• _TO DO_
Return the entries in full, exactly as they were written.

===== GIVEN ENTRIES

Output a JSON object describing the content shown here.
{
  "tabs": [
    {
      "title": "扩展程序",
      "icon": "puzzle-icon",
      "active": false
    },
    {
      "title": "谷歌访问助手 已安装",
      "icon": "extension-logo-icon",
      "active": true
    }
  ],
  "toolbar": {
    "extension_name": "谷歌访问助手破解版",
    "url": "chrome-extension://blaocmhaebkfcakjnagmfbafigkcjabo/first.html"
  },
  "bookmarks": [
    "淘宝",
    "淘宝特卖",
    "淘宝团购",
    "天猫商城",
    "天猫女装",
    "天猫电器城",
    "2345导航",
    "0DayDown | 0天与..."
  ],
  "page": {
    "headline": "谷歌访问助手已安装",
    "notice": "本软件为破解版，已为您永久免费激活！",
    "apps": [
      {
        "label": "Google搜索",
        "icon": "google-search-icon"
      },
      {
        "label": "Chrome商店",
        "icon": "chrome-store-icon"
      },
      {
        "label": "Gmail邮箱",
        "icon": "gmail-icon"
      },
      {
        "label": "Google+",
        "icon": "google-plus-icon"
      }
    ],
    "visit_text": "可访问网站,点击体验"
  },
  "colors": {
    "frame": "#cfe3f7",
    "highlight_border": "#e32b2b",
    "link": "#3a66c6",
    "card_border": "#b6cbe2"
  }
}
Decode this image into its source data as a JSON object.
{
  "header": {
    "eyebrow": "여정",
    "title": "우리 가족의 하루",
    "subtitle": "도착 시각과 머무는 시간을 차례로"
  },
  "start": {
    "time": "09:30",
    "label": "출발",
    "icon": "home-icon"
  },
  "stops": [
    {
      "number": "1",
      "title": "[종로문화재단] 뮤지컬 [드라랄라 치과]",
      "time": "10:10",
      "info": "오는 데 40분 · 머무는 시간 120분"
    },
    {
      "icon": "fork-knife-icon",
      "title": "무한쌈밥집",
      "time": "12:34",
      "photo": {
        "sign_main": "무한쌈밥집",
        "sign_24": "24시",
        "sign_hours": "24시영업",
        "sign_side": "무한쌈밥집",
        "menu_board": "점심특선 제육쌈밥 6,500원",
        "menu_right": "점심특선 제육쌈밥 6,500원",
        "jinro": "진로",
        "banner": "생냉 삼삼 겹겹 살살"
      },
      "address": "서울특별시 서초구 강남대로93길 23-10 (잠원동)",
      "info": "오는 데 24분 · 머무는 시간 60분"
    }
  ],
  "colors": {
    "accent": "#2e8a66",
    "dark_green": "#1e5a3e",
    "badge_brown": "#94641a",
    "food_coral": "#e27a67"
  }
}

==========

• _RESULT FOR THIS TASK_
Output a JSON object describing the content shown here.
{
  "tabs": [
    {
      "title": "扩展程序",
      "icon": "puzzle-icon",
      "active": false
    },
    {
      "title": "谷歌访问助手 已安装",
      "icon": "extension-logo-icon",
      "active": true
    }
  ],
  "toolbar": {
    "extension_name": "谷歌访问助手破解版",
    "url": "chrome-extension://blaocmhaebkfcakjnagmfbafigkcjabo/first.html"
  },
  "bookmarks": [
    "淘宝",
    "淘宝特卖",
    "淘宝团购",
    "天猫商城",
    "天猫女装",
    "天猫电器城",
    "2345导航",
    "0DayDown | 0天与..."
  ],
  "page": {
    "headline": "谷歌访问助手已安装",
    "notice": "本软件为破解版，已为您永久免费激活！",
    "apps": [
      {
        "label": "Google搜索",
        "icon": "google-search-icon"
      },
      {
        "label": "Chrome商店",
        "icon": "chrome-store-icon"
      },
      {
        "label": "Gmail邮箱",
        "icon": "gmail-icon"
      },
      {
        "label": "Google+",
        "icon": "google-plus-icon"
      }
    ],
    "visit_text": "可访问网站,点击体验"
  },
  "colors": {
    "frame": "#cfe3f7",
    "highlight_border": "#e32b2b",
    "link": "#3a66c6",
    "card_border": "#b6cbe2"
  }
}
Decode this image into its source data as a JSON object.
{
  "header": {
    "eyebrow": "여정",
    "title": "우리 가족의 하루",
    "subtitle": "도착 시각과 머무는 시간을 차례로"
  },
  "start": {
    "time": "09:30",
    "label": "출발",
    "icon": "home-icon"
  },
  "stops": [
    {
      "number": "1",
      "title": "[종로문화재단] 뮤지컬 [드라랄라 치과]",
      "time": "10:10",
      "info": "오는 데 40분 · 머무는 시간 120분"
    },
    {
      "icon": "fork-knife-icon",
      "title": "무한쌈밥집",
      "time": "12:34",
      "photo": {
        "sign_main": "무한쌈밥집",
        "sign_24": "24시",
        "sign_hours": "24시영업",
        "sign_side": "무한쌈밥집",
        "menu_board": "점심특선 제육쌈밥 6,500원",
        "menu_right": "점심특선 제육쌈밥 6,500원",
        "jinro": "진로",
        "banner": "생냉 삼삼 겹겹 살살"
      },
      "address": "서울특별시 서초구 강남대로93길 23-10 (잠원동)",
      "info": "오는 데 24분 · 머무는 시간 60분"
    }
  ],
  "colors": {
    "accent": "#2e8a66",
    "dark_green": "#1e5a3e",
    "badge_brown": "#94641a",
    "food_coral": "#e27a67"
  }
}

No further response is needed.